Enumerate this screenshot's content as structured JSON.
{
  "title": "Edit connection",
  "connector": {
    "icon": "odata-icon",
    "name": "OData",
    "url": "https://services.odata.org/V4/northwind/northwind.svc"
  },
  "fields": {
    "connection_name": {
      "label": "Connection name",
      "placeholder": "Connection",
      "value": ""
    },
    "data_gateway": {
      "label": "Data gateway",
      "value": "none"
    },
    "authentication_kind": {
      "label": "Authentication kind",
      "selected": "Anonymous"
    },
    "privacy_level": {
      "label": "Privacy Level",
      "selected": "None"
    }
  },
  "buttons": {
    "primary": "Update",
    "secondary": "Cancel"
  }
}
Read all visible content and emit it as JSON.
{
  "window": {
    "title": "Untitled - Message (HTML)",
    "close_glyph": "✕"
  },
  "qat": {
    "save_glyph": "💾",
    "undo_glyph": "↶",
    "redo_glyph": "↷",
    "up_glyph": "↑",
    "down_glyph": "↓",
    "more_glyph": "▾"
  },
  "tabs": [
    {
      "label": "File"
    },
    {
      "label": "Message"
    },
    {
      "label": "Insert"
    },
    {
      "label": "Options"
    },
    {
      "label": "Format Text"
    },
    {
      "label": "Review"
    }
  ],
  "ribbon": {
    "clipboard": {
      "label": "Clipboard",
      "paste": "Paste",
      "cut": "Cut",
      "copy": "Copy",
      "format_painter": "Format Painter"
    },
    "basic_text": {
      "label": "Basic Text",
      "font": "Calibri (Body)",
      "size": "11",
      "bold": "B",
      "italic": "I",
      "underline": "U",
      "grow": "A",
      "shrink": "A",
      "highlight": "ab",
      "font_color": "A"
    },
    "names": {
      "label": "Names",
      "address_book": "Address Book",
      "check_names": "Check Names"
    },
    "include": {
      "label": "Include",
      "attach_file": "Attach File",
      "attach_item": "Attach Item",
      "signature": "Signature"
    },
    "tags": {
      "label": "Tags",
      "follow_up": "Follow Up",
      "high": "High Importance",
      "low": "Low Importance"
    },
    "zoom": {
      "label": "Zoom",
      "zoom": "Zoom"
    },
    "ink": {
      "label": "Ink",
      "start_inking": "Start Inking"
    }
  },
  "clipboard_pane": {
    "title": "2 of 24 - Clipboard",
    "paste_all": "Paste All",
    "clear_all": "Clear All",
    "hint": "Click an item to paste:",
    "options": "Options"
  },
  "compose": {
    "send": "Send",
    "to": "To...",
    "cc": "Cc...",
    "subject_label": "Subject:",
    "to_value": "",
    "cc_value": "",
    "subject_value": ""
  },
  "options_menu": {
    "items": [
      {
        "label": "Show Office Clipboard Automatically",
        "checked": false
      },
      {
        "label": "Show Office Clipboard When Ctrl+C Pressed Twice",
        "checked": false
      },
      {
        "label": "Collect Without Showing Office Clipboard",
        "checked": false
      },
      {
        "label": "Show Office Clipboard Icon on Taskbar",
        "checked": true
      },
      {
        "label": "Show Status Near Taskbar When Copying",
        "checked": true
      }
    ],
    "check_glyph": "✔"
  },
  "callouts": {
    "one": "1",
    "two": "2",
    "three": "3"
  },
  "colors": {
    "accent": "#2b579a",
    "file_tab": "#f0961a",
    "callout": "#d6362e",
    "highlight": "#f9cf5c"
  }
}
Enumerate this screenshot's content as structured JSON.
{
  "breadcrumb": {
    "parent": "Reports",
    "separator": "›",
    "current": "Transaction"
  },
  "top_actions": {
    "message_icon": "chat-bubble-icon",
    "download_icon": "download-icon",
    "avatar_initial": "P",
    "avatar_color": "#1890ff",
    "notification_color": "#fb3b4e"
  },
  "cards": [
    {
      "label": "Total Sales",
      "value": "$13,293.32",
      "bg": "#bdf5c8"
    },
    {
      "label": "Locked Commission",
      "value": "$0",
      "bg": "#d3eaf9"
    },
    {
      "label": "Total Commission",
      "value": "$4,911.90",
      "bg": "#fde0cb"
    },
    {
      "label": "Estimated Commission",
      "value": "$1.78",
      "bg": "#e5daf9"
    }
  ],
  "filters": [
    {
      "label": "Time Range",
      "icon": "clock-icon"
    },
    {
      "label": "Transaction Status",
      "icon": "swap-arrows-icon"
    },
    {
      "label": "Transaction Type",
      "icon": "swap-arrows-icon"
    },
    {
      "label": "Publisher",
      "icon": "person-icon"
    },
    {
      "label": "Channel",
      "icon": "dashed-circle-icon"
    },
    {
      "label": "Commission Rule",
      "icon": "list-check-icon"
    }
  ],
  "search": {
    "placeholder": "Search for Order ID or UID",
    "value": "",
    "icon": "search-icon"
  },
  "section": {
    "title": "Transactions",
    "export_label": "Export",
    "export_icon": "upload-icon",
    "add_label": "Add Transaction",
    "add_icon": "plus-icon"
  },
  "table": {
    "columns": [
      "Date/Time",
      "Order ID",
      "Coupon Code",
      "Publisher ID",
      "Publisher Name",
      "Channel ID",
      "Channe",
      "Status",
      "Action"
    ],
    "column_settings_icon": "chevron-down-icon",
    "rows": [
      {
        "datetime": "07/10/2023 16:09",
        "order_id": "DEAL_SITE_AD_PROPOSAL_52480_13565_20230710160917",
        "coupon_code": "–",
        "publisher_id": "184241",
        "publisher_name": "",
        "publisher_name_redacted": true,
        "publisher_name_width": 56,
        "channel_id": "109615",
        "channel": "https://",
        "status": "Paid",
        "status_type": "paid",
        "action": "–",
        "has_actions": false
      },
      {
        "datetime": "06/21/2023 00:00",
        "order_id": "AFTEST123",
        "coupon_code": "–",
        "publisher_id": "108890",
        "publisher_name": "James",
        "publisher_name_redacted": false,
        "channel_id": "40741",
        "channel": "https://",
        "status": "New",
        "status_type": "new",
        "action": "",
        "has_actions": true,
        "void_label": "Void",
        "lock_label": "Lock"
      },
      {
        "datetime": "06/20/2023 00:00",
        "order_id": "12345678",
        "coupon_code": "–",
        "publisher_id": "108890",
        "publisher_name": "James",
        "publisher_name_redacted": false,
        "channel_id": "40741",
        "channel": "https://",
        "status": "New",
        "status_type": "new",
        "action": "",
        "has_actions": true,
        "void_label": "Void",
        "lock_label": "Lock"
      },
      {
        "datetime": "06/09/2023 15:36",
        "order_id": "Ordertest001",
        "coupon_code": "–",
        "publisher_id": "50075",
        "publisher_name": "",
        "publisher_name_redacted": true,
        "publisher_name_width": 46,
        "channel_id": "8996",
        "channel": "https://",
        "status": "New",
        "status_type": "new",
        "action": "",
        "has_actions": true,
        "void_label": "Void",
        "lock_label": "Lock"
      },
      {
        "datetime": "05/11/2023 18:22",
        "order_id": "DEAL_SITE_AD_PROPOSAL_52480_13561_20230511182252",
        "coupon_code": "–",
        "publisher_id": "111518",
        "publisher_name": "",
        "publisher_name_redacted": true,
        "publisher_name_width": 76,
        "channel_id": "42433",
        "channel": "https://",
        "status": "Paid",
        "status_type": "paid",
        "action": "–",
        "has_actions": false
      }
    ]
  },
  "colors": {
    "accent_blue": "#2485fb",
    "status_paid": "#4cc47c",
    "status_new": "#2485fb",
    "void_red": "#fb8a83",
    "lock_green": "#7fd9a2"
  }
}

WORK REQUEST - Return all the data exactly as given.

WRITTEN ANSWER -
Enumerate this screenshot's content as structured JSON.
{
  "title": "Edit connection",
  "connector": {
    "icon": "odata-icon",
    "name": "OData",
    "url": "https://services.odata.org/V4/northwind/northwind.svc"
  },
  "fields": {
    "connection_name": {
      "label": "Connection name",
      "placeholder": "Connection",
      "value": ""
    },
    "data_gateway": {
      "label": "Data gateway",
      "value": "none"
    },
    "authentication_kind": {
      "label": "Authentication kind",
      "selected": "Anonymous"
    },
    "privacy_level": {
      "label": "Privacy Level",
      "selected": "None"
    }
  },
  "buttons": {
    "primary": "Update",
    "secondary": "Cancel"
  }
}
Read all visible content and emit it as JSON.
{
  "window": {
    "title": "Untitled - Message (HTML)",
    "close_glyph": "✕"
  },
  "qat": {
    "save_glyph": "💾",
    "undo_glyph": "↶",
    "redo_glyph": "↷",
    "up_glyph": "↑",
    "down_glyph": "↓",
    "more_glyph": "▾"
  },
  "tabs": [
    {
      "label": "File"
    },
    {
      "label": "Message"
    },
    {
      "label": "Insert"
    },
    {
      "label": "Options"
    },
    {
      "label": "Format Text"
    },
    {
      "label": "Review"
    }
  ],
  "ribbon": {
    "clipboard": {
      "label": "Clipboard",
      "paste": "Paste",
      "cut": "Cut",
      "copy": "Copy",
      "format_painter": "Format Painter"
    },
    "basic_text": {
      "label": "Basic Text",
      "font": "Calibri (Body)",
      "size": "11",
      "bold": "B",
      "italic": "I",
      "underline": "U",
      "grow": "A",
      "shrink": "A",
      "highlight": "ab",
      "font_color": "A"
    },
    "names": {
      "label": "Names",
      "address_book": "Address Book",
      "check_names": "Check Names"
    },
    "include": {
      "label": "Include",
      "attach_file": "Attach File",
      "attach_item": "Attach Item",
      "signature": "Signature"
    },
    "tags": {
      "label": "Tags",
      "follow_up": "Follow Up",
      "high": "High Importance",
      "low": "Low Importance"
    },
    "zoom": {
      "label": "Zoom",
      "zoom": "Zoom"
    },
    "ink": {
      "label": "Ink",
      "start_inking": "Start Inking"
    }
  },
  "clipboard_pane": {
    "title": "2 of 24 - Clipboard",
    "paste_all": "Paste All",
    "clear_all": "Clear All",
    "hint": "Click an item to paste:",
    "options": "Options"
  },
  "compose": {
    "send": "Send",
    "to": "To...",
    "cc": "Cc...",
    "subject_label": "Subject:",
    "to_value": "",
    "cc_value": "",
    "subject_value": ""
  },
  "options_menu": {
    "items": [
      {
        "label": "Show Office Clipboard Automatically",
        "checked": false
      },
      {
        "label": "Show Office Clipboard When Ctrl+C Pressed Twice",
        "checked": false
      },
      {
        "label": "Collect Without Showing Office Clipboard",
        "checked": false
      },
      {
        "label": "Show Office Clipboard Icon on Taskbar",
        "checked": true
      },
      {
        "label": "Show Status Near Taskbar When Copying",
        "checked": true
      }
    ],
    "check_glyph": "✔"
  },
  "callouts": {
    "one": "1",
    "two": "2",
    "three": "3"
  },
  "colors": {
    "accent": "#2b579a",
    "file_tab": "#f0961a",
    "callout": "#d6362e",
    "highlight": "#f9cf5c"
  }
}
Enumerate this screenshot's content as structured JSON.
{
  "breadcrumb": {
    "parent": "Reports",
    "separator": "›",
    "current": "Transaction"
  },
  "top_actions": {
    "message_icon": "chat-bubble-icon",
    "download_icon": "download-icon",
    "avatar_initial": "P",
    "avatar_color": "#1890ff",
    "notification_color": "#fb3b4e"
  },
  "cards": [
    {
      "label": "Total Sales",
      "value": "$13,293.32",
      "bg": "#bdf5c8"
    },
    {
      "label": "Locked Commission",
      "value": "$0",
      "bg": "#d3eaf9"
    },
    {
      "label": "Total Commission",
      "value": "$4,911.90",
      "bg": "#fde0cb"
    },
    {
      "label": "Estimated Commission",
      "value": "$1.78",
      "bg": "#e5daf9"
    }
  ],
  "filters": [
    {
      "label": "Time Range",
      "icon": "clock-icon"
    },
    {
      "label": "Transaction Status",
      "icon": "swap-arrows-icon"
    },
    {
      "label": "Transaction Type",
      "icon": "swap-arrows-icon"
    },
    {
      "label": "Publisher",
      "icon": "person-icon"
    },
    {
      "label": "Channel",
      "icon": "dashed-circle-icon"
    },
    {
      "label": "Commission Rule",
      "icon": "list-check-icon"
    }
  ],
  "search": {
    "placeholder": "Search for Order ID or UID",
    "value": "",
    "icon": "search-icon"
  },
  "section": {
    "title": "Transactions",
    "export_label": "Export",
    "export_icon": "upload-icon",
    "add_label": "Add Transaction",
    "add_icon": "plus-icon"
  },
  "table": {
    "columns": [
      "Date/Time",
      "Order ID",
      "Coupon Code",
      "Publisher ID",
      "Publisher Name",
      "Channel ID",
      "Channe",
      "Status",
      "Action"
    ],
    "column_settings_icon": "chevron-down-icon",
    "rows": [
      {
        "datetime": "07/10/2023 16:09",
        "order_id": "DEAL_SITE_AD_PROPOSAL_52480_13565_20230710160917",
        "coupon_code": "–",
        "publisher_id": "184241",
        "publisher_name": "",
        "publisher_name_redacted": true,
        "publisher_name_width": 56,
        "channel_id": "109615",
        "channel": "https://",
        "status": "Paid",
        "status_type": "paid",
        "action": "–",
        "has_actions": false
      },
      {
        "datetime": "06/21/2023 00:00",
        "order_id": "AFTEST123",
        "coupon_code": "–",
        "publisher_id": "108890",
        "publisher_name": "James",
        "publisher_name_redacted": false,
        "channel_id": "40741",
        "channel": "https://",
        "status": "New",
        "status_type": "new",
        "action": "",
        "has_actions": true,
        "void_label": "Void",
        "lock_label": "Lock"
      },
      {
        "datetime": "06/20/2023 00:00",
        "order_id": "12345678",
        "coupon_code": "–",
        "publisher_id": "108890",
        "publisher_name": "James",
        "publisher_name_redacted": false,
        "channel_id": "40741",
        "channel": "https://",
        "status": "New",
        "status_type": "new",
        "action": "",
        "has_actions": true,
        "void_label": "Void",
        "lock_label": "Lock"
      },
      {
        "datetime": "06/09/2023 15:36",
        "order_id": "Ordertest001",
        "coupon_code": "–",
        "publisher_id": "50075",
        "publisher_name": "",
        "publisher_name_redacted": true,
        "publisher_name_width": 46,
        "channel_id": "8996",
        "channel": "https://",
        "status": "New",
        "status_type": "new",
        "action": "",
        "has_actions": true,
        "void_label": "Void",
        "lock_label": "Lock"
      },
      {
        "datetime": "05/11/2023 18:22",
        "order_id": "DEAL_SITE_AD_PROPOSAL_52480_13561_20230511182252",
        "coupon_code": "–",
        "publisher_id": "111518",
        "publisher_name": "",
        "publisher_name_redacted": true,
        "publisher_name_width": 76,
        "channel_id": "42433",
        "channel": "https://",
        "status": "Paid",
        "status_type": "paid",
        "action": "–",
        "has_actions": false
      }
    ]
  },
  "colors": {
    "accent_blue": "#2485fb",
    "status_paid": "#4cc47c",
    "status_new": "#2485fb",
    "void_red": "#fb8a83",
    "lock_green": "#7fd9a2"
  }
}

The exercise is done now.